Yes, I learned that two spaces after a period was the right thing to type when you write. I do believe that the spaces are a courtesy to the reader, making it easier on the eye. Yet, when I tweet, yes, I only use one space.

I’m obstinately “old school”, but I want it both ways.

© Jim McNabb, 2011

Thursday, February 10, 2011

Austin Post Gets Aggressive

The Austin Post

Making a Major Move

Looks like The Austin Post is getting off of the porch to run with the big journalism dogs.

The Post, while continuing to court unpaid bloggers like me, is hiring professional staff to cover the important news of the day.

This move will set them apart from the competition. This aggressive approach will move The Austin Post beyond being a repository for those who have an opinion and want to blog about it. Hiring staff has the potential of making the AP a viable news medium in Austin.

The Post philosophy at its inception was to open the doors to Austin writers with the idealistic belief that the news that matters would blow in on the wind. Yes, reports about important events have been posted, most of the time, written by Editor Karie Meltzer.

Look at the page today ( and see if there is anything about the angst at the Austin Independent School District budget work sessions and the impending impact on hundreds of educators who may learn that their jobs are gone, not to mention the confused students who will be caught in the middle.

Find a story about the inane actions on so-called emergency items at the State Capitol.

You can’t.

Why? It takes reporters sitting through meetings, interviewing newsmakers, and sifting through stacks of paper. I love Meltzer’s promise to potential reporters: You’ll be “part of an adventurous and growing online newspaper where originality is valued as much as accuracy.” Now, we’re talking Journalism.

This significant move is counter what has become the industry norm. They are hiring, not cutting. They are trying to do more with more while others continue trying to do more with less.

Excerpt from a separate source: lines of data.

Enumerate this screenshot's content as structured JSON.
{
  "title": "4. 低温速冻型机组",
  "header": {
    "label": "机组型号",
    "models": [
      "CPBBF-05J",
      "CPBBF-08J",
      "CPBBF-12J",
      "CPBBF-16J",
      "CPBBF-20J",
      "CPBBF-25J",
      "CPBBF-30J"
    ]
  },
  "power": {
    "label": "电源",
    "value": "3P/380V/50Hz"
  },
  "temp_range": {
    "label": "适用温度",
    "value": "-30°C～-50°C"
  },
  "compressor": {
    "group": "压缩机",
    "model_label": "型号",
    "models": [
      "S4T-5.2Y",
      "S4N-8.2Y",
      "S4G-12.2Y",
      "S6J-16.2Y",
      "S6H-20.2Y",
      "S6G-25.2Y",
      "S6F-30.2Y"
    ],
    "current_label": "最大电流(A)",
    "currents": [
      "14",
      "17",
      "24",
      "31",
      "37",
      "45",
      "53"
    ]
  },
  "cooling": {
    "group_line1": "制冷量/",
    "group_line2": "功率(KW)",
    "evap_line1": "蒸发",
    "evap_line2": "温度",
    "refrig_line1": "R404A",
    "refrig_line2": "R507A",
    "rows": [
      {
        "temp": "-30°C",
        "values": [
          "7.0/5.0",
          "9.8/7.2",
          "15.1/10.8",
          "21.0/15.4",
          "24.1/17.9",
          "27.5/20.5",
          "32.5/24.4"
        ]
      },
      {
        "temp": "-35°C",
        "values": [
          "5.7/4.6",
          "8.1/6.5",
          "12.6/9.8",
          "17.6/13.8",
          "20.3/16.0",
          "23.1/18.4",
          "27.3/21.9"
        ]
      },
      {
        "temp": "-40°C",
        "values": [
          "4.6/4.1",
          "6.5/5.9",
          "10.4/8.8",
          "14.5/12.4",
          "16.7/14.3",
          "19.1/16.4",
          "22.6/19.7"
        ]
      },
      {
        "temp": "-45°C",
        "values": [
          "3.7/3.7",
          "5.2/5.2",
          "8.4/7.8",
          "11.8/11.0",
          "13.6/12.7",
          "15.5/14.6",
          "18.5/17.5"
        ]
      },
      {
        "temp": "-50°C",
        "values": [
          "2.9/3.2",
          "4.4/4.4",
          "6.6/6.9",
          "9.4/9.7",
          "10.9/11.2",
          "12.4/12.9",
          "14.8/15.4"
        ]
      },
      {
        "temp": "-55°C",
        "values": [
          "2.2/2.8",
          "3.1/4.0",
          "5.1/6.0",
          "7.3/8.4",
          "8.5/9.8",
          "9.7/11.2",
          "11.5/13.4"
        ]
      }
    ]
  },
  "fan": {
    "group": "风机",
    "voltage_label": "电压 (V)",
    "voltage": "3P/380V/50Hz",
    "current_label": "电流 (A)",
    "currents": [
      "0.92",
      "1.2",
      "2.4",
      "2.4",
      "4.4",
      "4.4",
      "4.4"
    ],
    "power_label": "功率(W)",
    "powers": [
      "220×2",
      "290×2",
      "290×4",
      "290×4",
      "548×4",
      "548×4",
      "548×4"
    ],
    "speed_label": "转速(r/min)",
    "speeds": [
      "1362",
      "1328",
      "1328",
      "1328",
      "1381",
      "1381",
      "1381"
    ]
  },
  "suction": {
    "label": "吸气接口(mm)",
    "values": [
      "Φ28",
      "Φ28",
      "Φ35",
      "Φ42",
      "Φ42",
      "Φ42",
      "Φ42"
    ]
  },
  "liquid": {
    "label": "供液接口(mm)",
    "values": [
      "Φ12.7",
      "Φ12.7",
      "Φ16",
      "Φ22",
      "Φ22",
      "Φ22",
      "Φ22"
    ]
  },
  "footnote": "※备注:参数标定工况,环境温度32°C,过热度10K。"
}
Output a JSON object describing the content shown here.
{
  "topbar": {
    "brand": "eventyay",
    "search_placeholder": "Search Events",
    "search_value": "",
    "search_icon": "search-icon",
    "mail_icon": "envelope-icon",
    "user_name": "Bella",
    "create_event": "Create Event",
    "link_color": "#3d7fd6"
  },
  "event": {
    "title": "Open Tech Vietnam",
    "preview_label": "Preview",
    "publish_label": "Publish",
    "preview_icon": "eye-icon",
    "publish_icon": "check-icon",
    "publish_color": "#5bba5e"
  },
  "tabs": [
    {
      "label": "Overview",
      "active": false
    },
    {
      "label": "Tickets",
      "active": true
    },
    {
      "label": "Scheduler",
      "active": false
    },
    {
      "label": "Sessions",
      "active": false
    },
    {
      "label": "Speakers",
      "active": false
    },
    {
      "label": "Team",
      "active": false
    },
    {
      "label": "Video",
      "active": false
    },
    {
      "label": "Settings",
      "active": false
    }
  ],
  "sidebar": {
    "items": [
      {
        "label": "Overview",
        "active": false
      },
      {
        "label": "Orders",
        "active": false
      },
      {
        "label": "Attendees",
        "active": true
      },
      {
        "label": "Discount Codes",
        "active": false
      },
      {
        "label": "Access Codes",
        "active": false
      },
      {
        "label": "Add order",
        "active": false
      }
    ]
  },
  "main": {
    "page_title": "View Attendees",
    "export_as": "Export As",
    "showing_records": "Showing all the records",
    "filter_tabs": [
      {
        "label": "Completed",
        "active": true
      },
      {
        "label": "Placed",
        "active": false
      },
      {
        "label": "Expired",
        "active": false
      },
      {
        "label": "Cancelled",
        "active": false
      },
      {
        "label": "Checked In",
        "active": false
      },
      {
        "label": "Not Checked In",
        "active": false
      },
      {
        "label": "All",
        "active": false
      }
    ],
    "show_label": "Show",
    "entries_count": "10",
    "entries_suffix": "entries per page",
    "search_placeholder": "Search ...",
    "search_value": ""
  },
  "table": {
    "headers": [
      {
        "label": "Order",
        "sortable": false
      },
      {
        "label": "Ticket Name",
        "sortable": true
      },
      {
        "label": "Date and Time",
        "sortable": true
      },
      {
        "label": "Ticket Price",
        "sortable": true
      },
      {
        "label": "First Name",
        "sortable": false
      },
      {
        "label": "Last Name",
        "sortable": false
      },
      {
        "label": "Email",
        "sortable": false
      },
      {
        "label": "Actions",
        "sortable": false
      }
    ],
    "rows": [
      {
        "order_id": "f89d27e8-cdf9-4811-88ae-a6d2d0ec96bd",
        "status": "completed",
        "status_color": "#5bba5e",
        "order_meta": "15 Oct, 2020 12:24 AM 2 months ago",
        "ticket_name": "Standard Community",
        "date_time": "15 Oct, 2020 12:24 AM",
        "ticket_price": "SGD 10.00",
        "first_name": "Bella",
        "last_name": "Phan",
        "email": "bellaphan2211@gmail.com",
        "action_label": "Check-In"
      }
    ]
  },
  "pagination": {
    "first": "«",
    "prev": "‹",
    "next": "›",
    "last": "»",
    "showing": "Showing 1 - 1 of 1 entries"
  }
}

I’ve written and said many times that reporters equal content, and content draws an audience. The unique fact that The Austin Post is willing to “run with the big dogs” and write original, compelling stories should draw readers. If my theory is right, it should result in readers and viewers.

These multiplatform reporters will be shooting still pictures from a different angle than one might see on another site. Further, they will be shooting video. It won’t be just “talking head” video. It will be Austin in motion. It will be interesting to see the bylines.

All of this comes from the mind of Meltzer who sold her bosses at Trilogy on the concept. She wants stories that go deeper than just "He said, she said." She’s asking a lot from a small staff (See her story, “The Austin Post is Hiring…”), and Austin will benefit from it.

While volunteer writers will still contribute the pieces that are the stuff of Austin, real, multi-platform reporters will be on the street with laptops and cameras finding original stories found only in The Austin Post. Will it stifle the current contributors? I don’t think so. It might make them better. I was writing this journalism/media criticism blog before there was an Austin Post. The professionalism should rub off on them. Further, as the audience grows, so will their exposure.

So, I applaud the Austin Post for daring to do what no others do at the local level. So, while the Texas Tribune may be the go-to site for state news, the Austin American-Statesman and The Austin Chronicle web sites have competition.

And here’s the cool: The Austin Post is not for profit. They aren’t beholding to anybody. Bookmark it.

© Jim McNabb, 2011